That’s a lot of stuff, but the otherPrimeInfos bit is optional and it’s unlikely that we’ll care about the version. Here’s how we would parse this using JSS and turn it into a usable Java object:

<code class="prettyprint">private KeyPair readPrivateKey(byte[] der, String password)
    throws CertificateException {
    try {           
        SEQUENCE.Template template = SEQUENCE.getTemplate();

        // Create a template for the sequence matching the PKCS1 format
        for (int i = 0; i < 9; i++) {
            template.addElement(INTEGER.getTemplate());
        }

        SEQUENCE seq = (SEQUENCE) template.decode(new ByteArrayInputStream(der));

        //element 0 is the version which we don't need
        INTEGER mod = (INTEGER) seq.elementAt(1);
        INTEGER pubExp = (INTEGER) seq.elementAt(2);
        INTEGER privExp = (INTEGER) seq.elementAt(3);
        INTEGER p1 = (INTEGER) seq.elementAt(4);
        INTEGER p2 = (INTEGER) seq.elementAt(5);
        INTEGER exp1 = (INTEGER) seq.elementAt(6);
        INTEGER exp2 = (INTEGER) seq.elementAt(7);
        INTEGER crtCoef = (INTEGER) seq.elementAt(8);

        rsaKeyFactory = KeyFactory.getInstance("RSA");
        RSAPublicKeySpec pubSpec = new RSAPublicKeySpec(mod, pubExp);
        RSAPrivateCrtKeySpec privSpec = new RSAPrivateCrtKeySpec(
            mod, pubExp, privExp, p1, p2, exp1, exp2, crtCoef);

        return new KeyPair(
            rsaKeyFactory.generatePublic(pubSpec),
            rsaKeyFactory.generatePrivate(privSpec));
    }
    catch (Exception e) {
        throw new CertificateException("Could not read private key", e);
    }
}
</code>

What does that method do? First it defines a template that matches the PKCS1 ASN.1 (a SEQUENCE of 10 INTEGERs). Then we give the template a byte array and tell it to decode our DER data.

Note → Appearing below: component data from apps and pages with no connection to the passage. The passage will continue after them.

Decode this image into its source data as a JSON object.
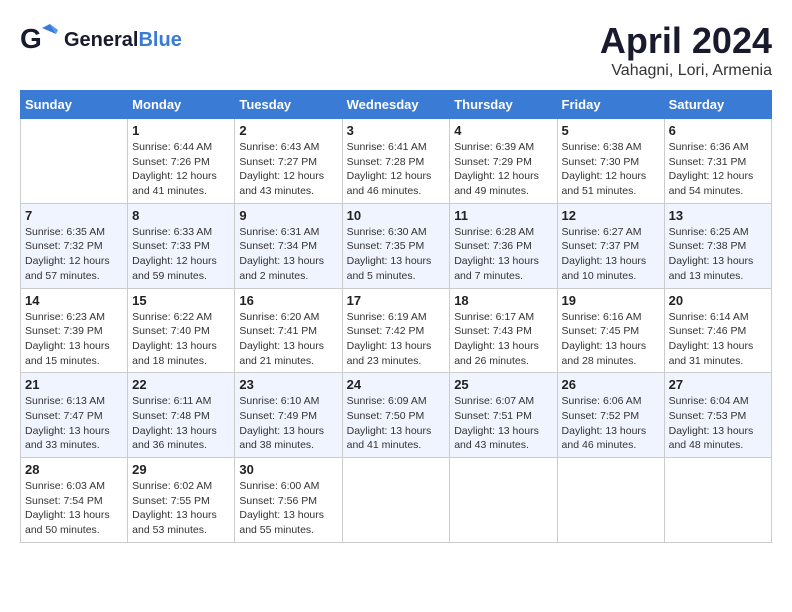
{
  "header": {
    "logo_general": "General",
    "logo_blue": "Blue",
    "month": "April 2024",
    "location": "Vahagni, Lori, Armenia"
  },
  "weekdays": [
    "Sunday",
    "Monday",
    "Tuesday",
    "Wednesday",
    "Thursday",
    "Friday",
    "Saturday"
  ],
  "weeks": [
    [
      {
        "day": "",
        "info": ""
      },
      {
        "day": "1",
        "info": "Sunrise: 6:44 AM\nSunset: 7:26 PM\nDaylight: 12 hours\nand 41 minutes."
      },
      {
        "day": "2",
        "info": "Sunrise: 6:43 AM\nSunset: 7:27 PM\nDaylight: 12 hours\nand 43 minutes."
      },
      {
        "day": "3",
        "info": "Sunrise: 6:41 AM\nSunset: 7:28 PM\nDaylight: 12 hours\nand 46 minutes."
      },
      {
        "day": "4",
        "info": "Sunrise: 6:39 AM\nSunset: 7:29 PM\nDaylight: 12 hours\nand 49 minutes."
      },
      {
        "day": "5",
        "info": "Sunrise: 6:38 AM\nSunset: 7:30 PM\nDaylight: 12 hours\nand 51 minutes."
      },
      {
        "day": "6",
        "info": "Sunrise: 6:36 AM\nSunset: 7:31 PM\nDaylight: 12 hours\nand 54 minutes."
      }
    ],
    [
      {
        "day": "7",
        "info": "Sunrise: 6:35 AM\nSunset: 7:32 PM\nDaylight: 12 hours\nand 57 minutes."
      },
      {
        "day": "8",
        "info": "Sunrise: 6:33 AM\nSunset: 7:33 PM\nDaylight: 12 hours\nand 59 minutes."
      },
      {
        "day": "9",
        "info": "Sunrise: 6:31 AM\nSunset: 7:34 PM\nDaylight: 13 hours\nand 2 minutes."
      },
      {
        "day": "10",
        "info": "Sunrise: 6:30 AM\nSunset: 7:35 PM\nDaylight: 13 hours\nand 5 minutes."
      },
      {
        "day": "11",
        "info": "Sunrise: 6:28 AM\nSunset: 7:36 PM\nDaylight: 13 hours\nand 7 minutes."
      },
      {
        "day": "12",
        "info": "Sunrise: 6:27 AM\nSunset: 7:37 PM\nDaylight: 13 hours\nand 10 minutes."
      },
      {
        "day": "13",
        "info": "Sunrise: 6:25 AM\nSunset: 7:38 PM\nDaylight: 13 hours\nand 13 minutes."
      }
    ],
    [
      {
        "day": "14",
        "info": "Sunrise: 6:23 AM\nSunset: 7:39 PM\nDaylight: 13 hours\nand 15 minutes."
      },
      {
        "day": "15",
        "info": "Sunrise: 6:22 AM\nSunset: 7:40 PM\nDaylight: 13 hours\nand 18 minutes."
      },
      {
        "day": "16",
        "info": "Sunrise: 6:20 AM\nSunset: 7:41 PM\nDaylight: 13 hours\nand 21 minutes."
      },
      {
        "day": "17",
        "info": "Sunrise: 6:19 AM\nSunset: 7:42 PM\nDaylight: 13 hours\nand 23 minutes."
      },
      {
        "day": "18",
        "info": "Sunrise: 6:17 AM\nSunset: 7:43 PM\nDaylight: 13 hours\nand 26 minutes."
      },
      {
        "day": "19",
        "info": "Sunrise: 6:16 AM\nSunset: 7:45 PM\nDaylight: 13 hours\nand 28 minutes."
      },
      {
        "day": "20",
        "info": "Sunrise: 6:14 AM\nSunset: 7:46 PM\nDaylight: 13 hours\nand 31 minutes."
      }
    ],
    [
      {
        "day": "21",
        "info": "Sunrise: 6:13 AM\nSunset: 7:47 PM\nDaylight: 13 hours\nand 33 minutes."
      },
      {
        "day": "22",
        "info": "Sunrise: 6:11 AM\nSunset: 7:48 PM\nDaylight: 13 hours\nand 36 minutes."
      },
      {
        "day": "23",
        "info": "Sunrise: 6:10 AM\nSunset: 7:49 PM\nDaylight: 13 hours\nand 38 minutes."
      },
      {
        "day": "24",
        "info": "Sunrise: 6:09 AM\nSunset: 7:50 PM\nDaylight: 13 hours\nand 41 minutes."
      },
      {
        "day": "25",
        "info": "Sunrise: 6:07 AM\nSunset: 7:51 PM\nDaylight: 13 hours\nand 43 minutes."
      },
      {
        "day": "26",
        "info": "Sunrise: 6:06 AM\nSunset: 7:52 PM\nDaylight: 13 hours\nand 46 minutes."
      },
      {
        "day": "27",
        "info": "Sunrise: 6:04 AM\nSunset: 7:53 PM\nDaylight: 13 hours\nand 48 minutes."
      }
    ],
    [
      {
        "day": "28",
        "info": "Sunrise: 6:03 AM\nSunset: 7:54 PM\nDaylight: 13 hours\nand 50 minutes."
      },
      {
        "day": "29",
        "info": "Sunrise: 6:02 AM\nSunset: 7:55 PM\nDaylight: 13 hours\nand 53 minutes."
      },
      {
        "day": "30",
        "info": "Sunrise: 6:00 AM\nSunset: 7:56 PM\nDaylight: 13 hours\nand 55 minutes."
      },
      {
        "day": "",
        "info": ""
      },
      {
        "day": "",
        "info": ""
      },
      {
        "day": "",
        "info": ""
      },
      {
        "day": "",
        "info": ""
      }
    ]
  ]
}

Now we have the data in a SEQUENCE and we just pluck out the elements that we care about (in this case all the math stuff). We take the elements and define a KeySpec from them. We feed the KeySpec into a KeyFactory and build the KeyPair.

PKCS12 Keystores

The PKCS12 format is a little more complicated. It defines a way to store a bunch of X509 certs and key pairs all in one file and then have that file encrypted. Thus, these files are often called “keystores”. If you are dealing with keystores often (either PKCS12 or the Java alternative, JKS), I recommend a tool called Portecle. It’s a GUI that let’s you see everything in a keystore, import or export items, and generate CSRs or import signed certs.

Why do we need a keystore? A freshly installed Fedora machine is only going to have a small list of accepted certificate authorities (CAs). You can either get a certificate that has a chain stretching back to one of these root CAs (like Thawte or Verisign) or you can install an additional CA into the system’s list of acceptable CAs. If you opt for the chain of trust approach, then a keystore is a good way of keeping everything in one package.

(On a side note, if you want to install an additional CA into your Fedora machine, drop it in /etc/pki/ca-trust/source/anchors/ and run the update-ca-trust command.)

PKI File Extensions

There are a lot of file extensions for PKI objects: pem, der, csr, key, crt, p12, etc. Naming a file “.pem” is pretty pointless as that only tells you the format and not what the object in the file is. In my opinion, it’s best to use extensions that mean something like “.key” for a private key, “.csr” for a certificate signing request, or “.p12” for a PKCS12 keystore.

Conclusion

Of course there is a lot more to learn about PKI, but hopefully this primer will give you a basic foundation.